Our Make Welcome sewing classes started back at the end of July. Since that time, the women have learned so much. Most had never used a sewing machine before, so we started by learning how to thread the machines, adjust the speed of sewing by altering the pressure on the foot pedal (harder for some than you might imagine), sew straight lines, press seams, turn corners, zig-zag edges, and more. We’ve worked on a variety of projects including very simple unlined tote bags, reversible headbands, fabric flowers, small quilted diaper changing pads, and most recently a more complicated lined tote bag, using the burlap rice bags that the women bring from home.
I am encouraged each week by the perseverance and progress of the women, but more than that, I am encouraged by the blossoming that is happening. Let me explain…
All of the women currently in our Make Welcome group are from Burma, but they are from different ethnic groups with different religions, cultures, and languages. For most of them, Burmese is a common tongue, though not a mother tongue. As we work in the sewing room, we must often go slowly, asking for help in translating instructions, struggling to explain and clarify, and working across two or three languages to communicate. But, little by little, stitch by stitch, we are crafting not just tote bags, but relationships. The women help each other correct mistakes, laugh together, and sometimes, laugh at their American teachers struggling to learn and usually mispronouncing Burmese words and phrases.

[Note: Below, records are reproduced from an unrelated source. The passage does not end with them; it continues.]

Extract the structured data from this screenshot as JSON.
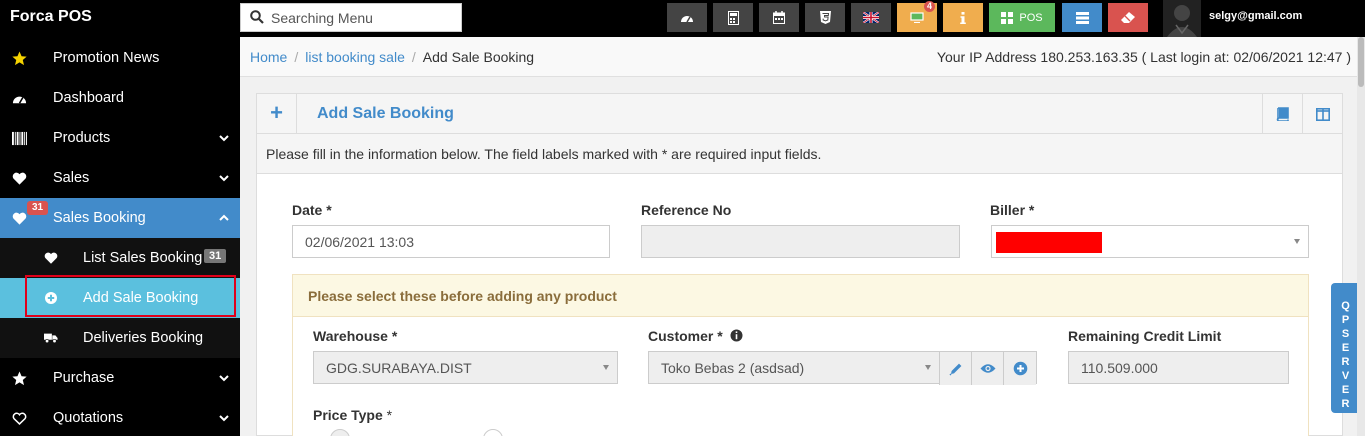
{
  "app": {
    "brand": "Forca POS"
  },
  "search": {
    "placeholder": "Searching Menu"
  },
  "toolbar": {
    "buttons": [
      {
        "icon": "dashboard-icon",
        "color": "#444444"
      },
      {
        "icon": "calculator-icon",
        "color": "#444444"
      },
      {
        "icon": "calendar-icon",
        "color": "#444444"
      },
      {
        "icon": "css3-icon",
        "color": "#444444"
      },
      {
        "icon": "uk-flag-icon",
        "color": "#444444"
      },
      {
        "icon": "monitor-icon",
        "color": "#f0ad4e",
        "badge": "4"
      },
      {
        "icon": "info-icon",
        "color": "#f0ad4e"
      },
      {
        "icon": "pos-icon",
        "color": "#5cb85c",
        "label": "POS"
      },
      {
        "icon": "list-icon",
        "color": "#428bca"
      },
      {
        "icon": "eraser-icon",
        "color": "#d9534f"
      }
    ],
    "user_email": "selgy@gmail.com"
  },
  "sidebar": {
    "items": [
      {
        "label": "Promotion News",
        "icon": "star-icon"
      },
      {
        "label": "Dashboard",
        "icon": "dashboard-icon"
      },
      {
        "label": "Products",
        "icon": "barcode-icon"
      },
      {
        "label": "Sales",
        "icon": "heart-icon"
      },
      {
        "label": "Sales Booking",
        "icon": "heart-icon",
        "badge": "31"
      },
      {
        "label": "List Sales Booking",
        "icon": "heart-icon",
        "count": "31"
      },
      {
        "label": "Add Sale Booking",
        "icon": "plus-circle-icon"
      },
      {
        "label": "Deliveries Booking",
        "icon": "truck-icon"
      },
      {
        "label": "Purchase",
        "icon": "star-icon"
      },
      {
        "label": "Quotations",
        "icon": "heart-outline-icon"
      }
    ]
  },
  "breadcrumb": {
    "home": "Home",
    "list": "list booking sale",
    "current": "Add Sale Booking",
    "ip_info": "Your IP Address 180.253.163.35 ( Last login at: 02/06/2021 12:47 )"
  },
  "panel": {
    "title": "Add Sale Booking",
    "intro": "Please fill in the information below. The field labels marked with * are required input fields."
  },
  "form": {
    "date_label": "Date *",
    "date_value": "02/06/2021 13:03",
    "ref_label": "Reference No",
    "ref_value": "",
    "biller_label": "Biller *",
    "notice": "Please select these before adding any product",
    "warehouse_label": "Warehouse *",
    "warehouse_value": "GDG.SURABAYA.DIST",
    "customer_label": "Customer *",
    "customer_value": "Toko Bebas 2 (asdsad)",
    "credit_label": "Remaining Credit Limit",
    "credit_value": "110.509.000",
    "price_type_label": "Price Type",
    "price_type_required": "*"
  },
  "qp_server": {
    "label": "QP SERVER"
  },
  "colors": {
    "accent": "#428bca",
    "active_sidebar": "#5bc0de",
    "highlight_border": "#e0001a"
  }
}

We are getting to know each other’s children, visit in each other’s homes, and share concerns and joys. Friendships are beginning to blossom. Though none of the women had ever used an electric sewing machine, some had sewn on treadle machines in their home countries and refugee camps.
As we work with the women each week, we begin to see their unique skills. Several are very precise and sew fine, straight, even seams; one is a stickler for correct thread color and proper technique; another is persevering, always willing to rip out a seam to get it right; one woman loves color; and yet another, who struggles with moderating the sewing machine speed and often seems to be fighting against, instead of working with, the machine, does beautiful hand embroidery. We discovered this skill of hers yesterday, when she brought exquisitely embroidered pillow cases to give as Christmas gifts to Julia and me. Hidden talents are being revealed and skills are blossoming.
There is so much more we hope to see blossoming in the months to come. We look forward to the time when the skill level has grown so much that we have beautiful and useful items to sell. We are excited about the possibilities of the women “earning” their own sewing machines so that they can do their own sewing at home. We are dreaming about ways to help them gain entrepreneurial skills so that they can supplement their families’ incomes in creative ways.
Sometimes, it feels very slow. We don’t know the best way to teach, the best location or time for our class, the best way to organize transportation, the best way to market. But I remember that flowers and fruit don’t spring up overnight! There is digging, planting, watering, weeding, fertilizing, pruning, and constant nurturing … and then the beauty of flourishing as flowers bloom and fruit appears.
We’ll keep at it and rejoice at each of the little blossomings along the way! It is a privilege and delight to work with these women. So much beauty along the way – hope you’ll come along with us as our “garden” continues to grow.